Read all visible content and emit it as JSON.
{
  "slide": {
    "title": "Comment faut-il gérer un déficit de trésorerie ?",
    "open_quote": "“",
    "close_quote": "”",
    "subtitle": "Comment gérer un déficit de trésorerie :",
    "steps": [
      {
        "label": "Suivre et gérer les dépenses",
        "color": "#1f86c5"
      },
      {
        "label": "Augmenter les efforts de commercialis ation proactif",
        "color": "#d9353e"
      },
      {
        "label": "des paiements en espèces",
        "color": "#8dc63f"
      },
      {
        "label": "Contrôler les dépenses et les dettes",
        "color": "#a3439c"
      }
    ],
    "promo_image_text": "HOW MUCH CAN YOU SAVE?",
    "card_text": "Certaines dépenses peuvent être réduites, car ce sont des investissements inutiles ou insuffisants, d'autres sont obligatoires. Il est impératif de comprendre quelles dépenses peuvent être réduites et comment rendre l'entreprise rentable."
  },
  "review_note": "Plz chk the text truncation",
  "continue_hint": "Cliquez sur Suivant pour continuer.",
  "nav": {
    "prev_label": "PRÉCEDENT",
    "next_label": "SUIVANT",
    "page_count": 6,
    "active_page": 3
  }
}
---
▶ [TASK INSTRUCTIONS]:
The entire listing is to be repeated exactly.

▶ [EXERCISE SOLUTION]:
Read all visible content and emit it as JSON.
{
  "slide": {
    "title": "Comment faut-il gérer un déficit de trésorerie ?",
    "open_quote": "“",
    "close_quote": "”",
    "subtitle": "Comment gérer un déficit de trésorerie :",
    "steps": [
      {
        "label": "Suivre et gérer les dépenses",
        "color": "#1f86c5"
      },
      {
        "label": "Augmenter les efforts de commercialis ation proactif",
        "color": "#d9353e"
      },
      {
        "label": "des paiements en espèces",
        "color": "#8dc63f"
      },
      {
        "label": "Contrôler les dépenses et les dettes",
        "color": "#a3439c"
      }
    ],
    "promo_image_text": "HOW MUCH CAN YOU SAVE?",
    "card_text": "Certaines dépenses peuvent être réduites, car ce sont des investissements inutiles ou insuffisants, d'autres sont obligatoires. Il est impératif de comprendre quelles dépenses peuvent être réduites et comment rendre l'entreprise rentable."
  },
  "review_note": "Plz chk the text truncation",
  "continue_hint": "Cliquez sur Suivant pour continuer.",
  "nav": {
    "prev_label": "PRÉCEDENT",
    "next_label": "SUIVANT",
    "page_count": 6,
    "active_page": 3
  }
}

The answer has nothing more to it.